When the word "current" appears in a line of the data below, list that line.

--- Provided information Enclosed Below ---

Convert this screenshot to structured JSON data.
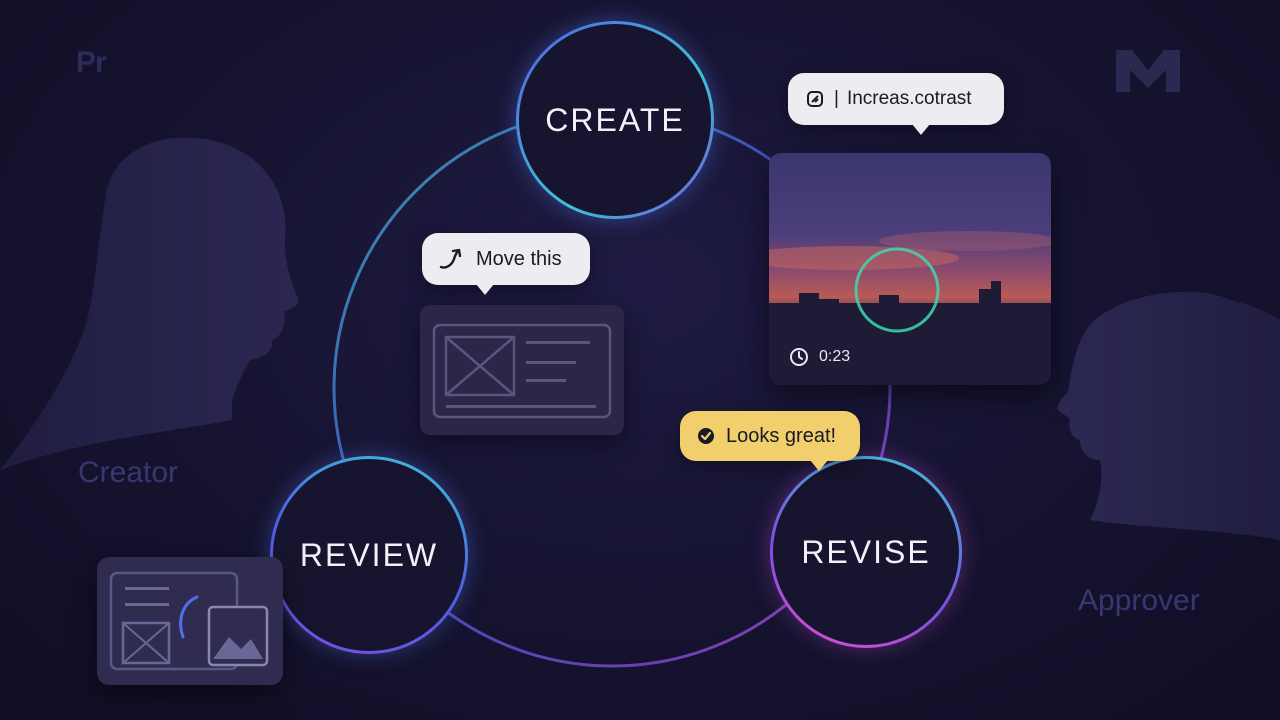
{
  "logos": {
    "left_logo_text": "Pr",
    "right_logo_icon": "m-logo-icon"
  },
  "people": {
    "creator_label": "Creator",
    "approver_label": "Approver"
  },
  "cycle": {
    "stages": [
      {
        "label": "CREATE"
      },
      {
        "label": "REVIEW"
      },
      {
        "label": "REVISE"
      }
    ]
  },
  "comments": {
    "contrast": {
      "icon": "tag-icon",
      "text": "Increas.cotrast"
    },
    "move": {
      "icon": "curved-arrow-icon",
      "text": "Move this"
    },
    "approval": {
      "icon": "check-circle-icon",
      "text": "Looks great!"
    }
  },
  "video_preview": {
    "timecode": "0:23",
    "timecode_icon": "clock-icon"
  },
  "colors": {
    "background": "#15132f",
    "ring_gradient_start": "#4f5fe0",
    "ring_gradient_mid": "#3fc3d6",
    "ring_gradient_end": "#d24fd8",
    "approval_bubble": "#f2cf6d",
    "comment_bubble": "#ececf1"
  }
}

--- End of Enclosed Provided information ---
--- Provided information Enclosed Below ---

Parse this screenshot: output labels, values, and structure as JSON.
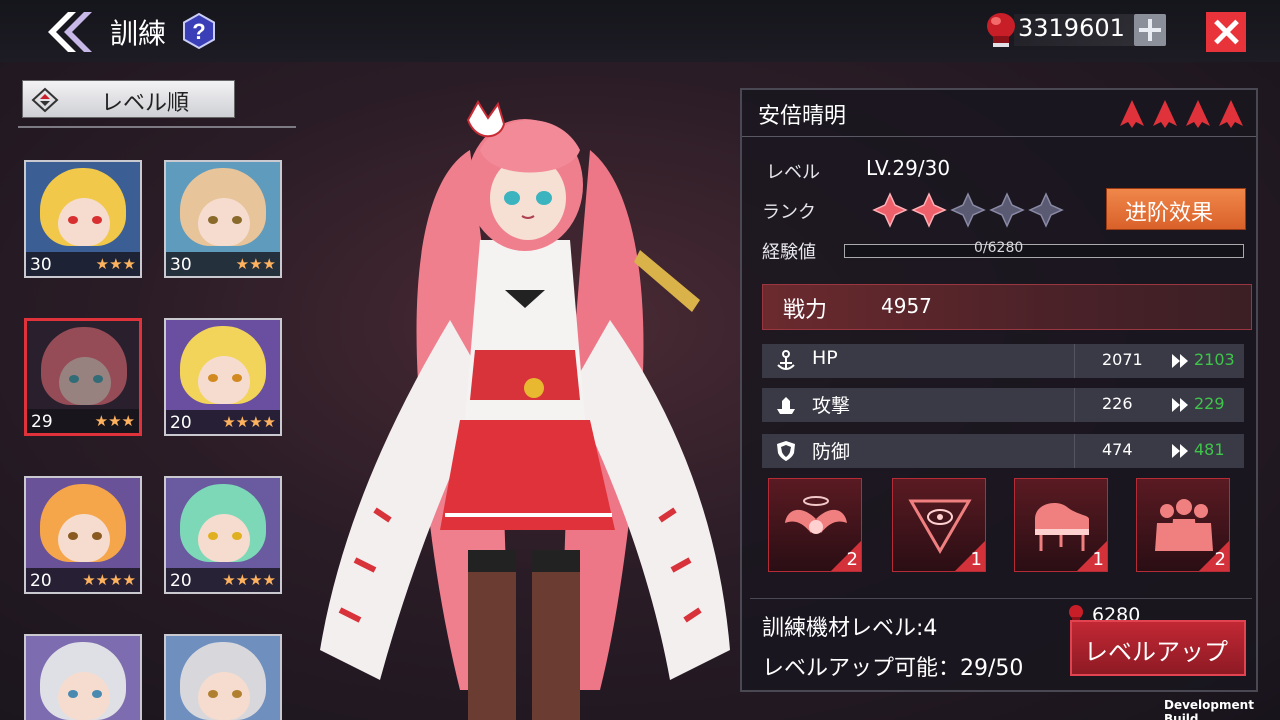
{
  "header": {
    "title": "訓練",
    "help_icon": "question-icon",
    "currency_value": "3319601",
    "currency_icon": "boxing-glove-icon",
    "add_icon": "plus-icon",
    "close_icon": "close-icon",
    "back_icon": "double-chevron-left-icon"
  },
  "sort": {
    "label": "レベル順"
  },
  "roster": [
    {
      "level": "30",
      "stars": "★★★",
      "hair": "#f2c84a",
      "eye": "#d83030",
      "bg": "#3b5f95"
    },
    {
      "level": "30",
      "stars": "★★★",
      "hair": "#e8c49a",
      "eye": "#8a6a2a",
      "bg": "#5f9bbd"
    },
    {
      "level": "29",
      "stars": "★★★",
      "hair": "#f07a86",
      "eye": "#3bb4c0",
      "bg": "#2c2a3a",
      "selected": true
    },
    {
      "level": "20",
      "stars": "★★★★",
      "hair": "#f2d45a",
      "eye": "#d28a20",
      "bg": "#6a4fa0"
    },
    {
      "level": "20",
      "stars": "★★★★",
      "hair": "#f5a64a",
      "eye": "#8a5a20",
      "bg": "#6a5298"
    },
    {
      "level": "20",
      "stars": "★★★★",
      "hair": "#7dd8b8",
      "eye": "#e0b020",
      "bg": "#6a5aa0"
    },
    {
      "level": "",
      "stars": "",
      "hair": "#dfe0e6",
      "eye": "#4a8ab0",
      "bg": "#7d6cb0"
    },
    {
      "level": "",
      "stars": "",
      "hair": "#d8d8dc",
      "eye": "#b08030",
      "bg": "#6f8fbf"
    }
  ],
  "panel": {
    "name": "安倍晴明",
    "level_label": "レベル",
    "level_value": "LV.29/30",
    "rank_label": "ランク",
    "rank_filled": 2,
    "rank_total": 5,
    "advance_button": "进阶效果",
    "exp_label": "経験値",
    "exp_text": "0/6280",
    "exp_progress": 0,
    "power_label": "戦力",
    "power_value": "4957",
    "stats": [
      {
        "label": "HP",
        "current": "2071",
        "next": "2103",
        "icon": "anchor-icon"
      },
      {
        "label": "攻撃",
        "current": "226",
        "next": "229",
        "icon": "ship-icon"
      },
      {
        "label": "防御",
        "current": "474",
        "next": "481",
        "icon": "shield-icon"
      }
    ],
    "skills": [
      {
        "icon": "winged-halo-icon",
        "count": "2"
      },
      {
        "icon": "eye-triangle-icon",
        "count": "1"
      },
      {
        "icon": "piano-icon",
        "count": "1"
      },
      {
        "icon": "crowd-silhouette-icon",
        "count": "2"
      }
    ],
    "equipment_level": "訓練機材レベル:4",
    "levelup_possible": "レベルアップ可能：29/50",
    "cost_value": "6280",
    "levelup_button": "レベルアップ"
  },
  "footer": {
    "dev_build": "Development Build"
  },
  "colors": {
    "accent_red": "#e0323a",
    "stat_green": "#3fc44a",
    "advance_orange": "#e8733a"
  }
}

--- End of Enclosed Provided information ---
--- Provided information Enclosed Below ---

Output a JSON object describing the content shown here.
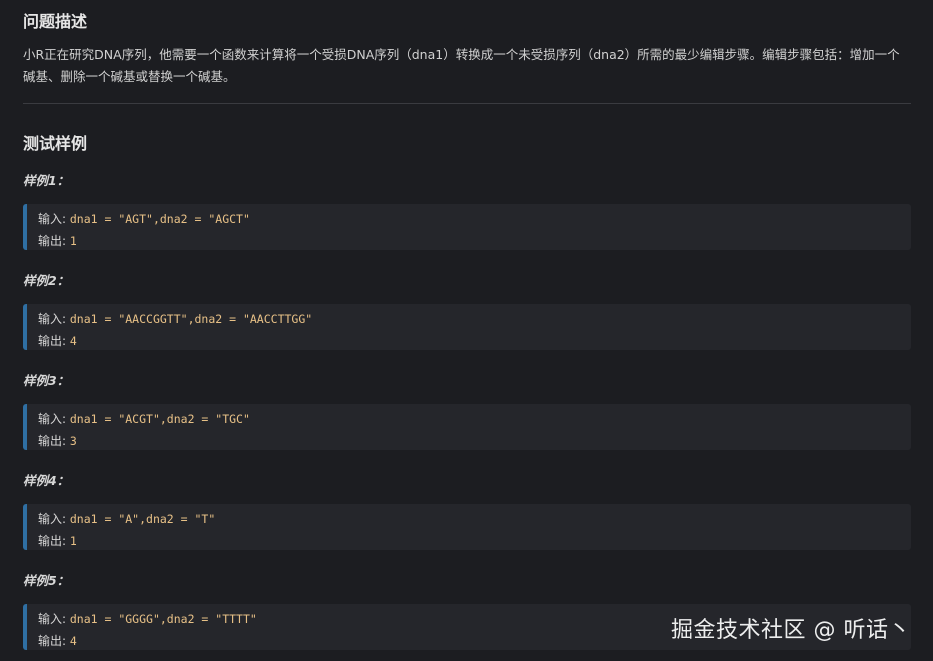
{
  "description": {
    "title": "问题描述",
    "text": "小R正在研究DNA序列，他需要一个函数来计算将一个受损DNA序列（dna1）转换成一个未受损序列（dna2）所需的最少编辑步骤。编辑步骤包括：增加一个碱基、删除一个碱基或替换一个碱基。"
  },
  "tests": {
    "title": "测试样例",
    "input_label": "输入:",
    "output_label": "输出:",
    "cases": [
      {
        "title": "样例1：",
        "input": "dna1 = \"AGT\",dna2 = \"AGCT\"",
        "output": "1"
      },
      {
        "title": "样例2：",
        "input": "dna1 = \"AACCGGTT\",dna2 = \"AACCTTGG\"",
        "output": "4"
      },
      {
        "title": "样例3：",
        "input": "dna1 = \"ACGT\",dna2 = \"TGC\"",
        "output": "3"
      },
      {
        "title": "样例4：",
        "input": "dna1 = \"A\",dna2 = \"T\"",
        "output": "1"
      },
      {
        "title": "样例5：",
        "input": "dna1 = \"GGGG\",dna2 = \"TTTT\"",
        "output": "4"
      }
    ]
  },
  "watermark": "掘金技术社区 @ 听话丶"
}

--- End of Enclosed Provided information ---

▶ _Solution for this exercise_:
        "current": "2071",
        "current": "226",
        "current": "474",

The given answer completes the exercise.